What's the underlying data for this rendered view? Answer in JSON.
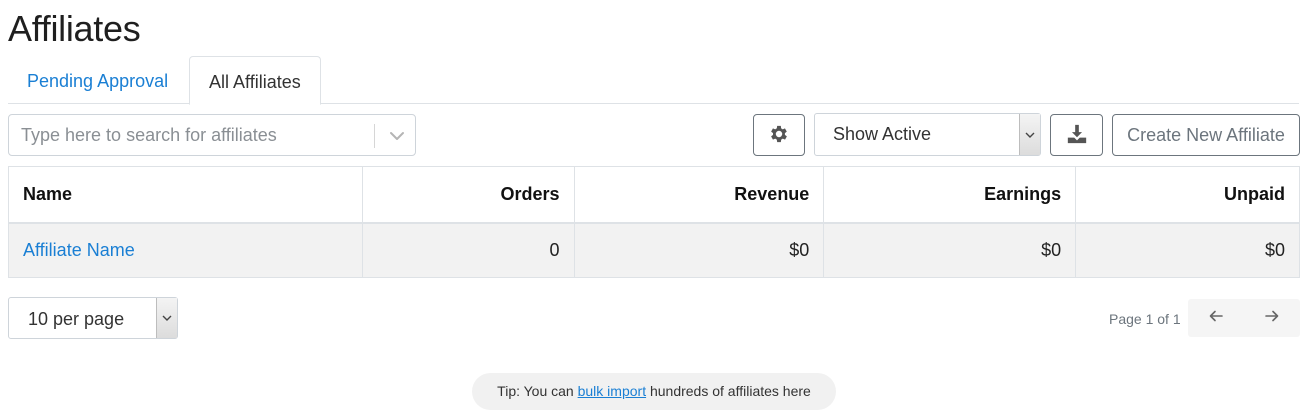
{
  "header": {
    "title": "Affiliates"
  },
  "tabs": [
    {
      "label": "Pending Approval",
      "active": false
    },
    {
      "label": "All Affiliates",
      "active": true
    }
  ],
  "toolbar": {
    "search_placeholder": "Type here to search for affiliates",
    "settings_icon": "gear-icon",
    "status_filter": "Show Active",
    "download_icon": "download-icon",
    "create_label": "Create New Affiliate"
  },
  "table": {
    "columns": [
      "Name",
      "Orders",
      "Revenue",
      "Earnings",
      "Unpaid"
    ],
    "rows": [
      {
        "name": "Affiliate Name",
        "orders": "0",
        "revenue": "$0",
        "earnings": "$0",
        "unpaid": "$0"
      }
    ]
  },
  "pagination": {
    "per_page": "10 per page",
    "page_info": "Page 1 of 1",
    "prev_icon": "arrow-left-icon",
    "next_icon": "arrow-right-icon"
  },
  "tip": {
    "prefix": "Tip: You can ",
    "link": "bulk import",
    "suffix": " hundreds of affiliates here"
  },
  "colors": {
    "link": "#1a7fd4",
    "row_bg": "#f2f2f2",
    "border": "#dee2e6"
  }
}
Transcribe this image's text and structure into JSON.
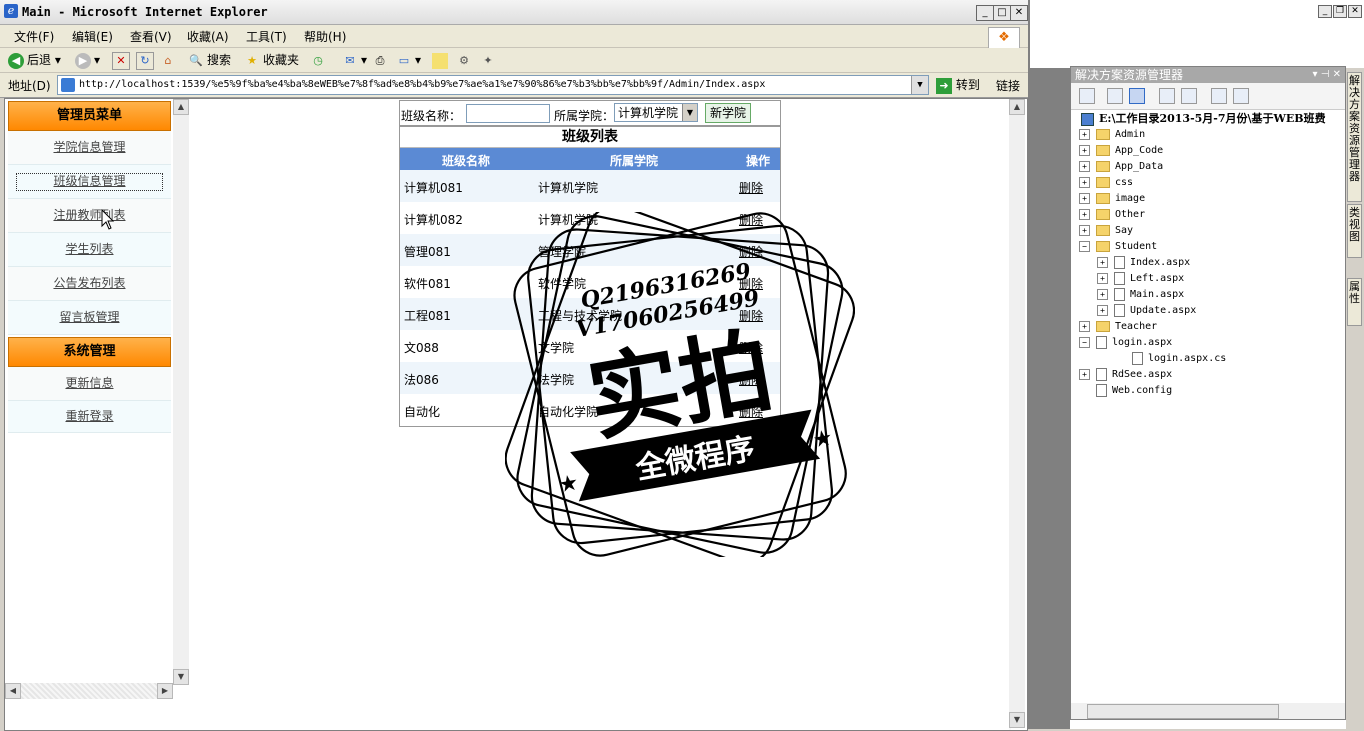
{
  "ie": {
    "title": "Main - Microsoft Internet Explorer",
    "menu": [
      "文件(F)",
      "编辑(E)",
      "查看(V)",
      "收藏(A)",
      "工具(T)",
      "帮助(H)"
    ],
    "toolbar": {
      "back": "后退",
      "search": "搜索",
      "favorites": "收藏夹"
    },
    "address_label": "地址(D)",
    "address_url": "http://localhost:1539/%e5%9f%ba%e4%ba%8eWEB%e7%8f%ad%e8%b4%b9%e7%ae%a1%e7%90%86%e7%b3%bb%e7%bb%9f/Admin/Index.aspx",
    "go_label": "转到",
    "links_label": "链接"
  },
  "left_menu": {
    "admin_header": "管理员菜单",
    "admin_items": [
      "学院信息管理",
      "班级信息管理",
      "注册教师列表",
      "学生列表",
      "公告发布列表",
      "留言板管理"
    ],
    "system_header": "系统管理",
    "system_items": [
      "更新信息",
      "重新登录"
    ]
  },
  "search": {
    "class_name_label": "班级名称：",
    "college_label": "所属学院：",
    "college_selected": "计算机学院",
    "add_college_button": "新学院"
  },
  "class_table": {
    "title": "班级列表",
    "headers": [
      "班级名称",
      "所属学院",
      "操作"
    ],
    "rows": [
      {
        "name": "计算机081",
        "college": "计算机学院",
        "action": "删除"
      },
      {
        "name": "计算机082",
        "college": "计算机学院",
        "action": "删除"
      },
      {
        "name": "管理081",
        "college": "管理学院",
        "action": "删除"
      },
      {
        "name": "软件081",
        "college": "软件学院",
        "action": "删除"
      },
      {
        "name": "工程081",
        "college": "工程与技术学院",
        "action": "删除"
      },
      {
        "name": "文088",
        "college": "文学院",
        "action": "删除"
      },
      {
        "name": "法086",
        "college": "法学院",
        "action": "删除"
      },
      {
        "name": "自动化",
        "college": "自动化学院",
        "action": "删除"
      }
    ]
  },
  "watermark": {
    "qq": "Q2196316269",
    "wechat": "V17060256499",
    "big": "实拍",
    "ribbon": "全微程序"
  },
  "vs": {
    "panel_title": "解决方案资源管理器",
    "tree": [
      {
        "label": "E:\\工作目录2013-5月-7月份\\基于WEB班费",
        "kind": "project"
      },
      {
        "label": "Admin",
        "kind": "folder"
      },
      {
        "label": "App_Code",
        "kind": "folder"
      },
      {
        "label": "App_Data",
        "kind": "folder"
      },
      {
        "label": "css",
        "kind": "folder"
      },
      {
        "label": "image",
        "kind": "folder"
      },
      {
        "label": "Other",
        "kind": "folder"
      },
      {
        "label": "Say",
        "kind": "folder"
      },
      {
        "label": "Student",
        "kind": "folder-open"
      },
      {
        "label": "Index.aspx",
        "kind": "file"
      },
      {
        "label": "Left.aspx",
        "kind": "file"
      },
      {
        "label": "Main.aspx",
        "kind": "file"
      },
      {
        "label": "Update.aspx",
        "kind": "file"
      },
      {
        "label": "Teacher",
        "kind": "folder"
      },
      {
        "label": "login.aspx",
        "kind": "file"
      },
      {
        "label": "login.aspx.cs",
        "kind": "file"
      },
      {
        "label": "RdSee.aspx",
        "kind": "file"
      },
      {
        "label": "Web.config",
        "kind": "file"
      }
    ],
    "side_tabs": [
      "解决方案资源管理器",
      "类视图",
      "属性"
    ]
  },
  "colors": {
    "menu_header": "#ff8800",
    "table_header": "#5b8ad4"
  }
}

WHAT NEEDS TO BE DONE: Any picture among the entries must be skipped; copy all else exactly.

WRITTEN ANSWER:
What's the underlying data for this rendered view? Answer in JSON.
{
  "header": {
    "title": "Affiliates"
  },
  "tabs": [
    {
      "label": "Pending Approval",
      "active": false
    },
    {
      "label": "All Affiliates",
      "active": true
    }
  ],
  "toolbar": {
    "search_placeholder": "Type here to search for affiliates",
    "settings_icon": "gear-icon",
    "status_filter": "Show Active",
    "download_icon": "download-icon",
    "create_label": "Create New Affiliate"
  },
  "table": {
    "columns": [
      "Name",
      "Orders",
      "Revenue",
      "Earnings",
      "Unpaid"
    ],
    "rows": [
      {
        "name": "Affiliate Name",
        "orders": "0",
        "revenue": "$0",
        "earnings": "$0",
        "unpaid": "$0"
      }
    ]
  },
  "pagination": {
    "per_page": "10 per page",
    "page_info": "Page 1 of 1",
    "prev_icon": "arrow-left-icon",
    "next_icon": "arrow-right-icon"
  },
  "tip": {
    "prefix": "Tip: You can ",
    "link": "bulk import",
    "suffix": " hundreds of affiliates here"
  },
  "colors": {
    "link": "#1a7fd4",
    "row_bg": "#f2f2f2",
    "border": "#dee2e6"
  }
}
Transcribe this image's text and structure into JSON.
{
  "ie": {
    "title": "Main - Microsoft Internet Explorer",
    "menu": [
      "文件(F)",
      "编辑(E)",
      "查看(V)",
      "收藏(A)",
      "工具(T)",
      "帮助(H)"
    ],
    "toolbar": {
      "back": "后退",
      "search": "搜索",
      "favorites": "收藏夹"
    },
    "address_label": "地址(D)",
    "address_url": "http://localhost:1539/%e5%9f%ba%e4%ba%8eWEB%e7%8f%ad%e8%b4%b9%e7%ae%a1%e7%90%86%e7%b3%bb%e7%bb%9f/Admin/Index.aspx",
    "go_label": "转到",
    "links_label": "链接"
  },
  "left_menu": {
    "admin_header": "管理员菜单",
    "admin_items": [
      "学院信息管理",
      "班级信息管理",
      "注册教师列表",
      "学生列表",
      "公告发布列表",
      "留言板管理"
    ],
    "system_header": "系统管理",
    "system_items": [
      "更新信息",
      "重新登录"
    ]
  },
  "search": {
    "class_name_label": "班级名称：",
    "college_label": "所属学院：",
    "college_selected": "计算机学院",
    "add_college_button": "新学院"
  },
  "class_table": {
    "title": "班级列表",
    "headers": [
      "班级名称",
      "所属学院",
      "操作"
    ],
    "rows": [
      {
        "name": "计算机081",
        "college": "计算机学院",
        "action": "删除"
      },
      {
        "name": "计算机082",
        "college": "计算机学院",
        "action": "删除"
      },
      {
        "name": "管理081",
        "college": "管理学院",
        "action": "删除"
      },
      {
        "name": "软件081",
        "college": "软件学院",
        "action": "删除"
      },
      {
        "name": "工程081",
        "college": "工程与技术学院",
        "action": "删除"
      },
      {
        "name": "文088",
        "college": "文学院",
        "action": "删除"
      },
      {
        "name": "法086",
        "college": "法学院",
        "action": "删除"
      },
      {
        "name": "自动化",
        "college": "自动化学院",
        "action": "删除"
      }
    ]
  },
  "watermark": {
    "qq": "Q2196316269",
    "wechat": "V17060256499",
    "big": "实拍",
    "ribbon": "全微程序"
  },
  "vs": {
    "panel_title": "解决方案资源管理器",
    "tree": [
      {
        "label": "E:\\工作目录2013-5月-7月份\\基于WEB班费",
        "kind": "project"
      },
      {
        "label": "Admin",
        "kind": "folder"
      },
      {
        "label": "App_Code",
        "kind": "folder"
      },
      {
        "label": "App_Data",
        "kind": "folder"
      },
      {
        "label": "css",
        "kind": "folder"
      },
      {
        "label": "image",
        "kind": "folder"
      },
      {
        "label": "Other",
        "kind": "folder"
      },
      {
        "label": "Say",
        "kind": "folder"
      },
      {
        "label": "Student",
        "kind": "folder-open"
      },
      {
        "label": "Index.aspx",
        "kind": "file"
      },
      {
        "label": "Left.aspx",
        "kind": "file"
      },
      {
        "label": "Main.aspx",
        "kind": "file"
      },
      {
        "label": "Update.aspx",
        "kind": "file"
      },
      {
        "label": "Teacher",
        "kind": "folder"
      },
      {
        "label": "login.aspx",
        "kind": "file"
      },
      {
        "label": "login.aspx.cs",
        "kind": "file"
      },
      {
        "label": "RdSee.aspx",
        "kind": "file"
      },
      {
        "label": "Web.config",
        "kind": "file"
      }
    ],
    "side_tabs": [
      "解决方案资源管理器",
      "类视图",
      "属性"
    ]
  },
  "colors": {
    "menu_header": "#ff8800",
    "table_header": "#5b8ad4"
  }
}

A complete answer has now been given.